Killing Sacred Cows

Killing Sacred Cows

Without writing anything else about this book, the title should at least have your attention. The disclaimer on the first page reads: “No actual cows were killed or harmed during the creation of this book.” The purpose of this book is to help you take a deeper look at the beliefs to which you’ve subscribed and determine which ones are true and which should be thrown out. The expressed purpose of this book is: “to defeat myths about money and prosperity that are severely limiting human power, creativity and production.”

Killing Sacred Cows was written by Garrett B. Gunderson and is now a New York Times Best Seller. Gunderson discusses nine “myths” that have “crippled our nation for generations:”

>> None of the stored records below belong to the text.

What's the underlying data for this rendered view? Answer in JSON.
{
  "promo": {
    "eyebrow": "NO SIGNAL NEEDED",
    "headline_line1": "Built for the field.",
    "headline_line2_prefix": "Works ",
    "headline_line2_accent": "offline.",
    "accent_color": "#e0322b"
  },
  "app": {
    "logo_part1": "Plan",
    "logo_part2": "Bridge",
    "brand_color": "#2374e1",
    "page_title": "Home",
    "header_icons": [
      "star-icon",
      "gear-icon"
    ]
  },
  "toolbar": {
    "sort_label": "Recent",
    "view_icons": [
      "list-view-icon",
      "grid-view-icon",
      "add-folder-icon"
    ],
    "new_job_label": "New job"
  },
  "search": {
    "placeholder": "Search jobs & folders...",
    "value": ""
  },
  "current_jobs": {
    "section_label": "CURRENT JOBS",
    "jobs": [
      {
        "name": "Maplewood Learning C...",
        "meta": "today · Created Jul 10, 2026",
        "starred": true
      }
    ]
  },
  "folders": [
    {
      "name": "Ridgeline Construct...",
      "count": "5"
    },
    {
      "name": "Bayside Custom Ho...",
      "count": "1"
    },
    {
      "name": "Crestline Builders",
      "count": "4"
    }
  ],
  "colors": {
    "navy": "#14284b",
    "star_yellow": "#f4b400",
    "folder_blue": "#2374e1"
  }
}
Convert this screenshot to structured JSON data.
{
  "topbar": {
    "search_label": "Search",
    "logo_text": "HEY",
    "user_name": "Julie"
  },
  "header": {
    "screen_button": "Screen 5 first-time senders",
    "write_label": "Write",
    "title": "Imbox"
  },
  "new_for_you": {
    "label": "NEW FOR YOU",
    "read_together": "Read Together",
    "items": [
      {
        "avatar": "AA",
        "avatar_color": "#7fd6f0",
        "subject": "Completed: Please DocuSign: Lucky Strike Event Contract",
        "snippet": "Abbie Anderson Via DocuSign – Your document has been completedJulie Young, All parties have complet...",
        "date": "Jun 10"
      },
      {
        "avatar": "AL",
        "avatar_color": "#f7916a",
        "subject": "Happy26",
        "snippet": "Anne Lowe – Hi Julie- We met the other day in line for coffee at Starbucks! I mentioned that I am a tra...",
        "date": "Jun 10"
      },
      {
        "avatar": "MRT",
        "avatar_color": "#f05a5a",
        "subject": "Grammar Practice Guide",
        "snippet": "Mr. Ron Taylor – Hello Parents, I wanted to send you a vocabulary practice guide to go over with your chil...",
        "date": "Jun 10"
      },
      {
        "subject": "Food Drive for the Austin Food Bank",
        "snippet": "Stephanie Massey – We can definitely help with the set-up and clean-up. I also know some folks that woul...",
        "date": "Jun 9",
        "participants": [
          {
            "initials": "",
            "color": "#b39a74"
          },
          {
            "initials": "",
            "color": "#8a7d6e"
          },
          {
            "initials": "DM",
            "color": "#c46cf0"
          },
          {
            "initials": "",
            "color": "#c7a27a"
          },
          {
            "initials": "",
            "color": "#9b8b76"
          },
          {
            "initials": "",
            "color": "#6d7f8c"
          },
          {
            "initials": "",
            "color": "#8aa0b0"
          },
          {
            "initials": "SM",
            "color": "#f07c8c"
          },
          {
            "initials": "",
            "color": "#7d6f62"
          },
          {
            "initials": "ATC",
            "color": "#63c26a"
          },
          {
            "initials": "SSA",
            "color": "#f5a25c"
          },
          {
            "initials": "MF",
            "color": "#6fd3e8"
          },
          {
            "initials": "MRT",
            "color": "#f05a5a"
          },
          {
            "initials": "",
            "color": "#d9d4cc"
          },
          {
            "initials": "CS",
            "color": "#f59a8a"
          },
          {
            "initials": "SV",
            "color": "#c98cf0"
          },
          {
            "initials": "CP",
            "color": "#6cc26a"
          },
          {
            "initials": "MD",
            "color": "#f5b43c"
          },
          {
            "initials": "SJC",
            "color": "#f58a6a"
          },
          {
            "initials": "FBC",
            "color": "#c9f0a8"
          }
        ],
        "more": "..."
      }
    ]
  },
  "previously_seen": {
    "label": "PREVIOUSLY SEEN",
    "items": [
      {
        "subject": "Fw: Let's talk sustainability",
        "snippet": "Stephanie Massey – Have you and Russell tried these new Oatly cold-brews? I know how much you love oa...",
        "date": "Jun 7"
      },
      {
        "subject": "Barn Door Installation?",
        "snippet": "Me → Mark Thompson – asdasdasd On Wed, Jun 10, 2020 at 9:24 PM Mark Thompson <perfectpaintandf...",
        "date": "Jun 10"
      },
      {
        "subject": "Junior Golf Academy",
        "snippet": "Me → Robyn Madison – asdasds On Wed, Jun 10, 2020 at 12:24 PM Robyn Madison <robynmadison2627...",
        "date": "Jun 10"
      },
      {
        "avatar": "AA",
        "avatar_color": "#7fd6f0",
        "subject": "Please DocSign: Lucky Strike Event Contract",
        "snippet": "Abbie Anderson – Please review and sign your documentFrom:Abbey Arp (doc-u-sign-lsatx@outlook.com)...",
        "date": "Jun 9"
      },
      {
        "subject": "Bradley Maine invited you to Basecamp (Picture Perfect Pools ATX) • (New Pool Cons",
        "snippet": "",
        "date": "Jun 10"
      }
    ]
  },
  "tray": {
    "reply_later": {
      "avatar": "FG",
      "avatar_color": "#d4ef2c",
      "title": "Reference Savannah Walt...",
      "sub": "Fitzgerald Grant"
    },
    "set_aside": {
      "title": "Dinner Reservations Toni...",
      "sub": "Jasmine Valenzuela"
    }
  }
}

Myth 1-The Finite Pie: He describes the commonly held view that the world has limited resources. If you want something you need to take it from someone else. In reality, he says, there’s enough for everyone, and the more people work the bigger the pie gets; there will be more for everyone.

Myth 2-You’re in it for the Long Haul: Gunderson addresses what he calls “the 401(k) hoax” proposition. Most people look at the wealth they are accumulating to use “some day” and most people are afraid to use it even after they retire. He says that cash flow is a better measure of net worth. This topic gets quite deep and controversial; it will make you think.

Myth 3-It’s All About the Numbers: He claims most people think wealth is all about their bank balances and investments. Wealth is really about doing what you enjoy.

Myth 4-Financial Security: Gunderson says that most people think financial security comes from a paycheck and benefits. In reality, he says, true security can only come from within.

Myth 5-Money is Power: Many people think that the more money they have the more powerful they become. This myth is destructive because it’s not about the money itself, but the value it represents. People who put more value on the money itself than the people who create the value will self destruct.

Myth 6-High Risks = High Returns: Garrett says that believing high returns can only come from taking risks is a myth. He describes the importance of investing according to your Soul Purpose, which will provide lower risks and higher returns. He emphasizes the importance of investing in ourselves.

Myth 7-Self-Insurance: Most “experts” on insurance tell you to spend as little as possible on insurance. Gunderson recommends getting as much insurance as possible.

Myth 8-Avoid Debt Like the Plague: Most people are taught to avoid debt. Gunderson distinguishes between debt and liabilities, and good vs. bad liabilities. If you borrow in the right way and for the right things you create tools that will help you prosper.

Myth 9-A Penny Saved is a Penny Earned: The myth here boils down to spending money for value. If you skimp on quality to get a better price you end up paying more. When you spend money on products and services you are actually voting for them. You should buy the things that based on their value, not their cost.

One of the great things about his book is it’s chock full of quotes. Some of the quotes are used to illustrate specific myths and how they are perpetuated over time. Many others add credibility to the author’s assertions. Together with the quotes and anecdotes, the pithy ideas presented offer a soul-searching re-examination of why you do what you do. You will take a hard look at your behaviors and tendencies, and will likely make important changes as a result.


The Product Management Perspective: Product managers do not typically deal with financial matters in their company; however, the ideas promoted in this book apply nicely. Product managers need to regularly review how things are going and make changes. What are some of the “sacred cows” we worship in product management that we might need to kill?